Gun Restrictions: Lessons from Efforts to Curb Smoking, Drinking, Drugs, and Sex
by Elliott Morss, Morss Global Finance
With the Newtown tragedy fresh on our minds, there is renewed interest in restricting guns. Such interest usually lasts a few days after each rampage, but maybe it will be different this time. And if it is, we need to determine the best way to restrict guns. You might think this a simple matter: just pass a law banning assault weapons. It is not that simple.
Over the last four years, I have written on efforts to ban/restrict drinking, prostitution, and drugs (the three leading entertainment activities globally). I have also looked at what has been done to curb dangerous addictions (drinking, smoking, drugs and overeating). As we consider possible bans/restrictions on guns, there are important lessons to be learned from these restriction efforts.
The US engaged in a very interesting experiment between 1920 and 1933: it banned the manufacture, transportation and sale of alcohol. What was learned?
- Alcohol consumption did not end, despite significant efforts by Federal, state and local governments;
- Making the production and sale of alcohol illegal simply meant the market was served by criminals;
- Violence increased as different gangs fought over market control;
- Alcohol prices increased significantly;
- The quality of the alcohol products varied, creating greater health risks.
I just completed an article on US drug policies. The US bans the possession, production and sale of many drugs. Have the bans worked? No. Recognizing that no country has come even close to doing as much as the US has to reduce illicit drug use, the US rankings on prevalence of use (among countries with populations of 1 million and up) are Cannabis – 4th, opium – 1st, Amphetamines – 5th, Cocaine – 5th, and Ecstasy – 11th.
I concluded the US “drug war” is worse than Prohibition because it has created a criminal element resulting in nearly 100,000 homicides per year. The US has by far the highest incarceration rate of any country in the world (730 prisoners per 100,000 citizens). And 25% of the prisoners are non-violent drug offenders.
Since 1996, the US government has spent more than $150 billion to cut off illicit drug supplies. Last year, the government spent more than $15 billion to reduce supplies, with 36% of that going to “domestic law enforcement” and 16% to “domestic interdiction”. More than $2 billion was spent internationally.
Despite these efforts, I estimate US illegal drug sales at $400 billion annually.
In short, the drug bans are not working.
What has been done in the US with cigarettes is interesting. Smoking is a well-documented real killer – more than 400,000 die annually in the US from smoking. Nevertheless, smoking is legal. But what has been done to curb smoking is working: the adult smoking rate has fallen from over 40% in 1965 to under 20% today.

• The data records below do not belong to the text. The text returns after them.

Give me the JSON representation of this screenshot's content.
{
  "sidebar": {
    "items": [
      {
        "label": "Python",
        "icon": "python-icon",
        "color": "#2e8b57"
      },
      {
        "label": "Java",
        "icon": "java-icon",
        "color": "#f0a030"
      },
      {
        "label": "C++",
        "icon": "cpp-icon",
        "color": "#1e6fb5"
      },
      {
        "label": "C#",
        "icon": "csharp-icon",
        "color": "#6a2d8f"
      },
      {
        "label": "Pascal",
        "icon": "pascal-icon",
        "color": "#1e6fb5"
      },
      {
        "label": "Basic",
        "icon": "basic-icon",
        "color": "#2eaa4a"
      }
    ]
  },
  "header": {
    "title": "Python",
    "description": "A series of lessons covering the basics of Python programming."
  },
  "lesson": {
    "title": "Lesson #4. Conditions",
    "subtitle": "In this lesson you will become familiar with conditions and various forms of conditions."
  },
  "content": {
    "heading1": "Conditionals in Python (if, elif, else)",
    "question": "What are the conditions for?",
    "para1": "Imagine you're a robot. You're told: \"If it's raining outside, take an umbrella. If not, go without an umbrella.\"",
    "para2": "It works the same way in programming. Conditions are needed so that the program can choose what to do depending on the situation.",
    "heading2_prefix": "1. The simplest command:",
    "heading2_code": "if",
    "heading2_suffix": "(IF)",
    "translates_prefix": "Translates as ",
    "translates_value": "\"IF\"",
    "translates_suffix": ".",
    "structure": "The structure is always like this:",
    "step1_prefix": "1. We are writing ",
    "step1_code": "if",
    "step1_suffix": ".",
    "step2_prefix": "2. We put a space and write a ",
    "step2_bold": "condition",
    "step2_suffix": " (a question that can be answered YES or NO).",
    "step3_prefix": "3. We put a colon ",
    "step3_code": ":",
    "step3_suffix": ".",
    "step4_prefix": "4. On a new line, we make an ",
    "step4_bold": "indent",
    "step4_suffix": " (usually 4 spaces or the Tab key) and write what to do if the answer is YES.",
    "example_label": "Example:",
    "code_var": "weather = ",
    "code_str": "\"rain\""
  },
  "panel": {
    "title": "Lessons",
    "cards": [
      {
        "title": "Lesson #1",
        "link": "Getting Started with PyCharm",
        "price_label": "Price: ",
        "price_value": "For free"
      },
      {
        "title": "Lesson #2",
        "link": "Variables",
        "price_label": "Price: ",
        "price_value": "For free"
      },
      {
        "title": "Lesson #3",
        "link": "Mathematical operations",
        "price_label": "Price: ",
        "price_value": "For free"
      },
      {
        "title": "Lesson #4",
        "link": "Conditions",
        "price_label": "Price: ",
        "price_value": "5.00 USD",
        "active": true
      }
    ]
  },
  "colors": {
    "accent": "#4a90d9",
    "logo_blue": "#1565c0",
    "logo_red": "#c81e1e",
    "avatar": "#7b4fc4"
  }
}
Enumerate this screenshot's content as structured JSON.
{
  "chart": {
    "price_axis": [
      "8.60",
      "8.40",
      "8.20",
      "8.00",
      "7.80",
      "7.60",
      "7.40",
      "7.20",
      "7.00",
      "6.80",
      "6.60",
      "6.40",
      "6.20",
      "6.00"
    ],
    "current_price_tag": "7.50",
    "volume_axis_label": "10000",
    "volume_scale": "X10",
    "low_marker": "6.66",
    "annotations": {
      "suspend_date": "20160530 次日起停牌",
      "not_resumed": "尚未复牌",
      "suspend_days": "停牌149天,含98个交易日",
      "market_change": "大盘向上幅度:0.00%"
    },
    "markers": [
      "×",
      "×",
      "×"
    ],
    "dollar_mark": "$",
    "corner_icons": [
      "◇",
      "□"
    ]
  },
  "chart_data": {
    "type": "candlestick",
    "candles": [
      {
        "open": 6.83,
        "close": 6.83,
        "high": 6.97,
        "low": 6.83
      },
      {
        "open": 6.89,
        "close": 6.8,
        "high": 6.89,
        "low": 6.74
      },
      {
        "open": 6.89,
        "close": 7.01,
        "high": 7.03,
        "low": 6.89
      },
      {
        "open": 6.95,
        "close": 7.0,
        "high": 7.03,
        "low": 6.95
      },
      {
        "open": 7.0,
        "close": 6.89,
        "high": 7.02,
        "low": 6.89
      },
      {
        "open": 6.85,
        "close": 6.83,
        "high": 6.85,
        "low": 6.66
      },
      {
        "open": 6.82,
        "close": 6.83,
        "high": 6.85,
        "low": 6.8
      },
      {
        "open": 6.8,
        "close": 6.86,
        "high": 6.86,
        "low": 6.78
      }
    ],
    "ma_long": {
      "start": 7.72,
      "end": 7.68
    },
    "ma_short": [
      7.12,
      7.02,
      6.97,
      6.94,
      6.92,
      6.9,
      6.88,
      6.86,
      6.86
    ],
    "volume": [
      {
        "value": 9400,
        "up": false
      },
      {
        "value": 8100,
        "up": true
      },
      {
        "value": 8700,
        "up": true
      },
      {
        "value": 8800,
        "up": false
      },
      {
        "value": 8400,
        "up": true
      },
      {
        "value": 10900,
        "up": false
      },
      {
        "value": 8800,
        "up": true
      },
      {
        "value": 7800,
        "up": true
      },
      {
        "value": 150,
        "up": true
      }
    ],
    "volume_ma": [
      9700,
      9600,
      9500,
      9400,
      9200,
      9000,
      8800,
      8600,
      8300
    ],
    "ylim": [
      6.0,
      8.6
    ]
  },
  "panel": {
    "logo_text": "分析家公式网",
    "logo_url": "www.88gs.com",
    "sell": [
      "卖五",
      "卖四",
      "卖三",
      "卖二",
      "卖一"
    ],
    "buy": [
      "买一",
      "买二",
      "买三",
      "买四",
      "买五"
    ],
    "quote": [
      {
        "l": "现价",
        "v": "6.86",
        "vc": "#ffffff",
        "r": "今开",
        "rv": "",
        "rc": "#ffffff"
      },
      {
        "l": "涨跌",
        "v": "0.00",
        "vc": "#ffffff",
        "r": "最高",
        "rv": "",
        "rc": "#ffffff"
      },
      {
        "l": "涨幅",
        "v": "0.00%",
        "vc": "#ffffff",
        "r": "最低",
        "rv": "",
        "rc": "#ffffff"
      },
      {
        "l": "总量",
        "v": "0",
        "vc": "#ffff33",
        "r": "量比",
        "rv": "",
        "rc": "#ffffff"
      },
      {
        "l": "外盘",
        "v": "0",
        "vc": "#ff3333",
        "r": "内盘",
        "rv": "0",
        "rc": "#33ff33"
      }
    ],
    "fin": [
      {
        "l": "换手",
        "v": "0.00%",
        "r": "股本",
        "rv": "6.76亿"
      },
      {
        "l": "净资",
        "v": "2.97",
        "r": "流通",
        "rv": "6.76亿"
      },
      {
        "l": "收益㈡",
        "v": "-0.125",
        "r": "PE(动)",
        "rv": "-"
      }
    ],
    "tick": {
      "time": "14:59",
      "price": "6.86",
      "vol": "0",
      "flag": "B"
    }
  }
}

So what is being done to curb smoking? While cigarettes can by bought, their sale to minors is restricted. They are taxed heavily (taxes levied per pack are the equivalent to a 71% rate, and campaigns about their dangers are continually run.)
Nevada is the only state where prostitution is legal. Does that mean the bans in the other 49 states are working? No. The bans are not serious, just politically correct.
Overeating is a dangerous addiction. The only restriction I know of is Mayor Bloomberg’s limitation on the size of soft drinks in NYC.
What are the lessons from this review for new gun restrictions? In the US, if there is a market for a product, it will be served. Bans don’t work. Banning any type of gun will result in the market being served by criminals. Approximately 10 million guns are sold legally in the US every year – a big business.
But maybe the market for guns is different than the market for addictive products discussed above. I don’t know. When I hear people say they need their guns so they can take back the country from a bad government, I worry.
My recommendation: don’t ban any guns (assault weapons, whatever). Instead, levy a Federal 100% sales tax on “bad guns”, and use the proceeds to do a better job on background checks. Will this remedy the problem? No. But it is a reasonable place to start. Bans are expensive and most are unenforceable.